───── SUPPLIED RECORDS
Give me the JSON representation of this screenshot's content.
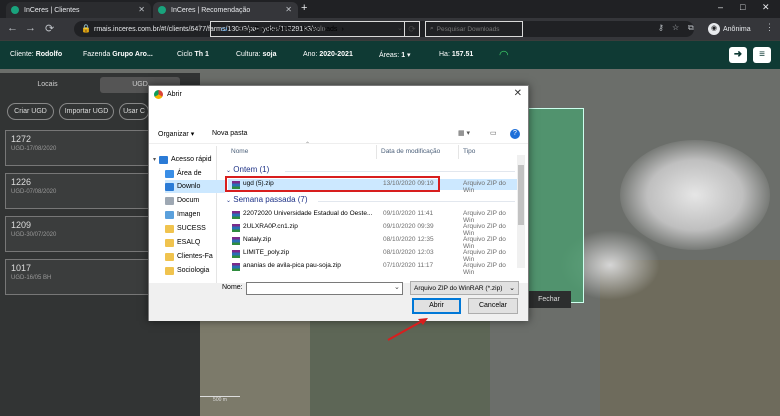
{
  "browser": {
    "tabs": [
      {
        "label": "InCeres | Clientes"
      },
      {
        "label": "InCeres | Recomendação"
      }
    ],
    "url": "rmais.inceres.com.br/#!/clients/6477/farms/13009/pa-cycles/11229133/solo",
    "profile": "Anônima",
    "new_tab": "+",
    "win_controls": [
      "–",
      "□",
      "✕"
    ]
  },
  "app_header": {
    "cliente_label": "Cliente:",
    "cliente_value": "Rodolfo",
    "fazenda_label": "Fazenda",
    "fazenda_value": "Grupo Aro...",
    "ciclo_label": "Ciclo",
    "ciclo_value": "Th 1",
    "cultura_label": "Cultura:",
    "cultura_value": "soja",
    "ano_label": "Ano:",
    "ano_value": "2020-2021",
    "areas_label": "Áreas:",
    "areas_value": "1",
    "ha_label": "Ha:",
    "ha_value": "157.51"
  },
  "sidebar": {
    "tabs": [
      "Locais",
      "UGD"
    ],
    "buttons": [
      "Criar UGD",
      "Importar UGD",
      "Usar C"
    ],
    "cards": [
      {
        "number": "1272",
        "date": "UGD-17/08/2020"
      },
      {
        "number": "1226",
        "date": "UGD-07/08/2020"
      },
      {
        "number": "1209",
        "date": "UGD-30/07/2020"
      },
      {
        "number": "1017",
        "date": "UGD-16/05 BH"
      }
    ]
  },
  "map": {
    "fechar": "Fechar",
    "scale": "500 m"
  },
  "dialog": {
    "title": "Abrir",
    "close": "✕",
    "path": [
      "Este Computador",
      "Downloads"
    ],
    "search_placeholder": "Pesquisar Downloads",
    "organizar": "Organizar",
    "nova_pasta": "Nova pasta",
    "help": "?",
    "nav": [
      {
        "label": "Acesso rápid",
        "color": "#2b7bd6"
      },
      {
        "label": "Área de",
        "color": "#3a8ee6"
      },
      {
        "label": "Downlo",
        "color": "#2b7bd6"
      },
      {
        "label": "Docum",
        "color": "#9ea8b3"
      },
      {
        "label": "Imagen",
        "color": "#5aa0dc"
      },
      {
        "label": "SUCESS",
        "color": "#f0c34e"
      },
      {
        "label": "ESALQ",
        "color": "#f0c34e"
      },
      {
        "label": "Clientes-Fa",
        "color": "#f0c34e"
      },
      {
        "label": "Sociologia",
        "color": "#f0c34e"
      }
    ],
    "columns": {
      "name": "Nome",
      "date": "Data de modificação",
      "type": "Tipo"
    },
    "groups": [
      {
        "label": "Ontem (1)",
        "files": [
          {
            "name": "ugd (5).zip",
            "date": "13/10/2020 09:19",
            "type": "Arquivo ZIP do Win"
          }
        ]
      },
      {
        "label": "Semana passada (7)",
        "files": [
          {
            "name": "22072020 Universidade Estadual do Oeste...",
            "date": "09/10/2020 11:41",
            "type": "Arquivo ZIP do Win"
          },
          {
            "name": "2ULXRA0P.cn1.zip",
            "date": "09/10/2020 09:39",
            "type": "Arquivo ZIP do Win"
          },
          {
            "name": "Nataly.zip",
            "date": "08/10/2020 12:35",
            "type": "Arquivo ZIP do Win"
          },
          {
            "name": "LIMITE_poly.zip",
            "date": "08/10/2020 12:03",
            "type": "Arquivo ZIP do Win"
          },
          {
            "name": "ananias de avila-pica pau-soja.zip",
            "date": "07/10/2020 11:17",
            "type": "Arquivo ZIP do Win"
          }
        ]
      }
    ],
    "filename_label": "Nome:",
    "filename_value": "",
    "filetype": "Arquivo ZIP do WinRAR (*.zip)",
    "open_label": "Abrir",
    "cancel_label": "Cancelar"
  },
  "colors": {
    "header_bg": "#0f3a34",
    "highlight_red": "#d81e1e",
    "accent_blue": "#0078d7"
  }
}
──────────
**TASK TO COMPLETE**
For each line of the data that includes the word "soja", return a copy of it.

**RESULT OF THIS EXERCISE**
    "cultura_value": "soja",
            "name": "ananias de avila-pica pau-soja.zip",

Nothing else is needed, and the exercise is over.